To demonstrate the effect of the noise on test data, PLSR models trained with raw data (

The second use case occurs when using low-performance sensors or sensor systems that provide significant noisy data or where the electronics/ADCs add significant noise. For the investigation of the influence of measurement uncertainty on regression results, ALA as FE and Pearson correlation as FS are used together with PLSR. Formaldehyde as the target is discussed here, as VOC

RMSE for testing a model trained with 80 % noisy data for formaldehyde prediction on

Figure

For white uniform noise, similar results are shown in Fig.

In case of VOC

To demonstrate the effect of noise on test data, PLSR models trained with noisy data (

In this contribution, the uncertainty-aware AMLT for classification tasks presented in

The influence of measurement uncertainty on machine learning results is investigated in depth with two use cases, namely model training with raw and noisy data generated by adding white Gaussian noise. For both use cases, the analysis shows where the measurement system must be improved to achieve better ML results. In general, there are two distinct possibilities, i.e., improving either the ML model or the used sensor. In case of an RMSE resulting from measurement uncertainty tending towards zero, an improvement of the ML model is suggested. In the range where U

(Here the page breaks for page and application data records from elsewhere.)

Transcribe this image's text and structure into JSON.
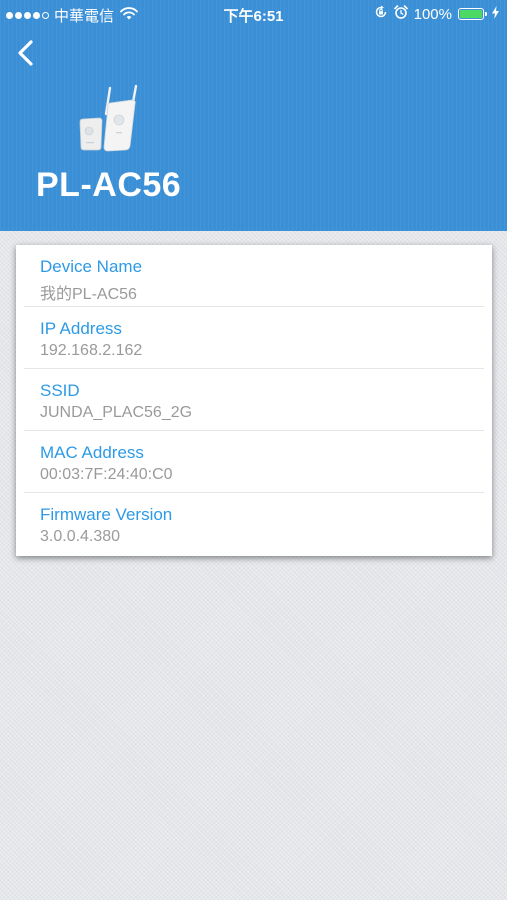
{
  "status_bar": {
    "carrier": "中華電信",
    "time": "下午6:51",
    "battery_percent": "100%",
    "signal_bars_filled": 4,
    "signal_bars_total": 5,
    "icons": [
      "wifi-icon",
      "orientation-lock-icon",
      "alarm-icon",
      "battery-icon",
      "charging-bolt-icon"
    ]
  },
  "header": {
    "back_icon": "chevron-left-icon",
    "device_image": "powerline-adapter-image",
    "title": "PL-AC56",
    "background_color": "#3a8fd6"
  },
  "details": [
    {
      "label": "Device Name",
      "value": "我的PL-AC56"
    },
    {
      "label": "IP Address",
      "value": "192.168.2.162"
    },
    {
      "label": "SSID",
      "value": "JUNDA_PLAC56_2G"
    },
    {
      "label": "MAC Address",
      "value": "00:03:7F:24:40:C0"
    },
    {
      "label": "Firmware Version",
      "value": "3.0.0.4.380"
    }
  ],
  "colors": {
    "label": "#2d9ae6",
    "value": "#9a9a9a",
    "battery_fill": "#4cd964"
  }
}
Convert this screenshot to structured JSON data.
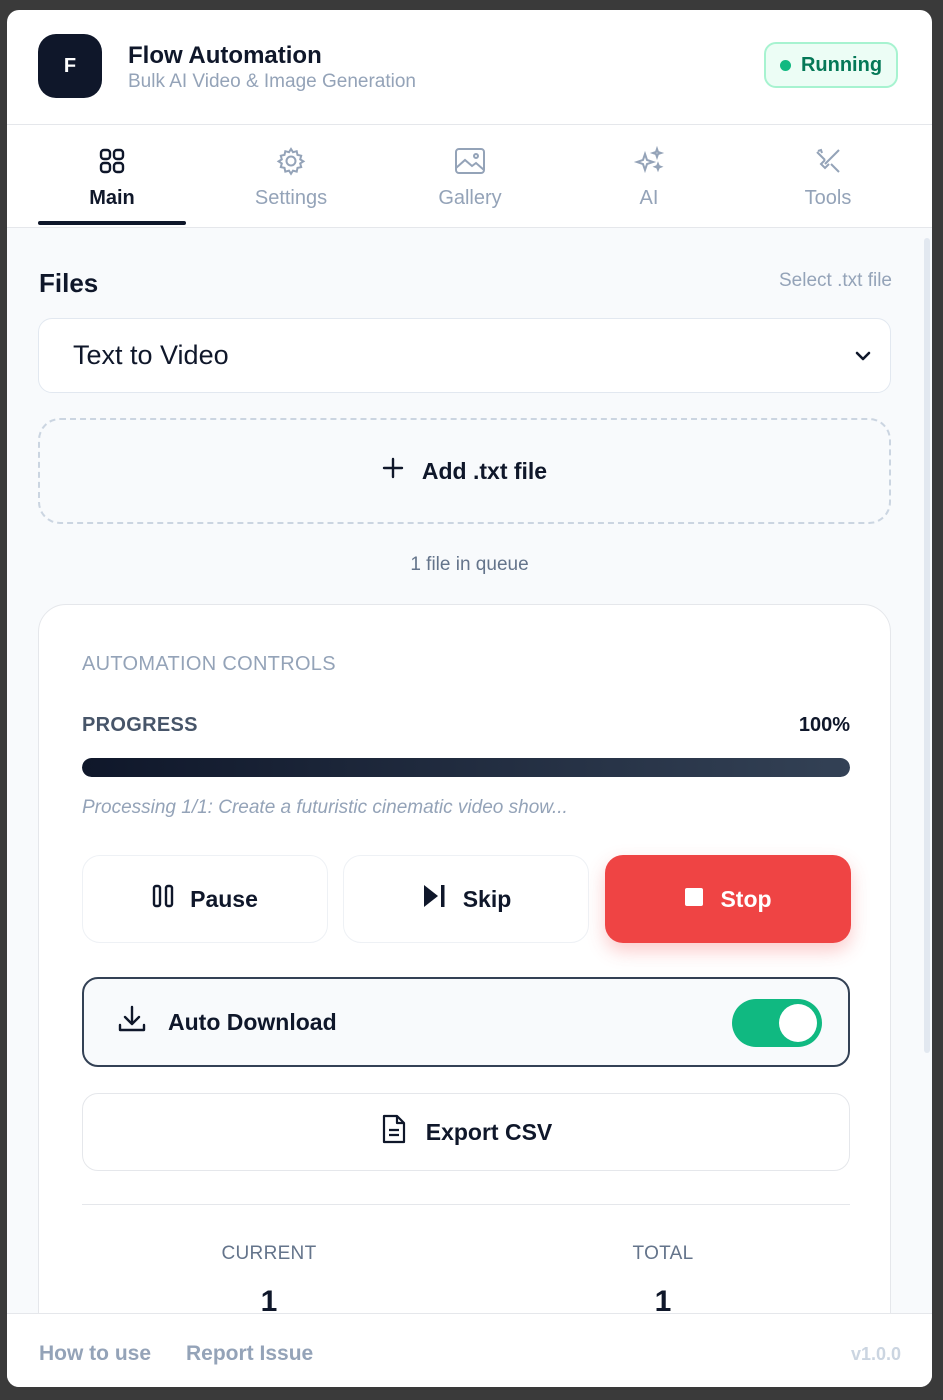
{
  "app": {
    "logo_letter": "F",
    "title": "Flow Automation",
    "subtitle": "Bulk AI Video & Image Generation",
    "status": "Running"
  },
  "tabs": [
    {
      "label": "Main",
      "icon": "grid-icon",
      "active": true
    },
    {
      "label": "Settings",
      "icon": "gear-icon",
      "active": false
    },
    {
      "label": "Gallery",
      "icon": "image-icon",
      "active": false
    },
    {
      "label": "AI",
      "icon": "sparkles-icon",
      "active": false
    },
    {
      "label": "Tools",
      "icon": "tools-icon",
      "active": false
    }
  ],
  "files": {
    "title": "Files",
    "select_link": "Select .txt file",
    "mode_selected": "Text to Video",
    "add_button": "Add .txt file",
    "queue_text": "1 file in queue"
  },
  "automation": {
    "title": "AUTOMATION CONTROLS",
    "progress_label": "PROGRESS",
    "progress_value": "100%",
    "progress_fraction": 1.0,
    "processing_text": "Processing 1/1: Create a futuristic cinematic video show...",
    "pause_label": "Pause",
    "skip_label": "Skip",
    "stop_label": "Stop",
    "auto_download_label": "Auto Download",
    "auto_download_on": true,
    "export_label": "Export CSV",
    "current_label": "CURRENT",
    "current_value": "1",
    "total_label": "TOTAL",
    "total_value": "1"
  },
  "footer": {
    "how_to_use": "How to use",
    "report_issue": "Report Issue",
    "version": "v1.0.0"
  },
  "colors": {
    "accent_dark": "#0f172a",
    "running_green": "#10b981",
    "stop_red": "#ef4444"
  }
}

Finally, it is shown that increased robustness of the machine learning model can be achieved by adding white Gaussian noise to the raw training data.

In future work, the influence of different types of colored noise on ML results can be investigated, as this contribution has addressed only different additive white noise models. Therefore, the correlation must be considered within the uncertainty propagation, and this is only possible for the feature extractors. Furthermore, the difference between noise produced by the data acquisition electronics, especially the logarithmic amplifier as simulated in this contribution, and noise produced by the sensor could be investigated. To simulate sensor noise or electronic noise before the logarithmic amplifier noise, the noise must already be added to the inverse logarithmic of the logarithmic resistance raw data.

PLSR model (trained with raw data;

PLSR model (trained with noisy data;

Random CV, group-based CV, and test RMSE of the five FE algorithms, using Pearson as FS and PLSR with

PLSR model for the quantification of VOC

RMSE for testing a model trained with 80 %

PLSR model (trained with raw data;

PLSR model (trained with noisy data;

RMSE for testing of a model trained with 80 %

The paper uses data obtained from different calibration and field test measurements of gas mixtures with a MOS gas sensor. The data set is available on Zenodo

The uncertainty-aware AMLT (

TD carried out the analysis, visualized the results, and wrote the original draft of the paper. TS, SE, and AS contributed with substantial revisions.

The contact author has declared that none of the authors has any competing interests.

Publisher’s note: Copernicus Publications remains neutral with regard to jurisdictional claims in published maps and institutional affiliations.

The uncertainty-aware automated ML toolbox was developed within the project 17IND12 Met4FoF from the EMPIR program co-financed by the Participating States and from the European Union's Horizon 2020 Research and Innovation program. We acknowledge support by the Deutsche Forschungsgemeinschaft (DFG; German Research Foundation) and Saarland University within the “Open Access Publication Funding” program.

This research has been supported by the European Metrology Programme for Innovation and Research (Met4FoF (grant agreement no. 17IND12)) and the European Union's Horizon 2020 Research and Innovation program.

This paper was edited by Sebastian Wood and reviewed by two anonymous referees.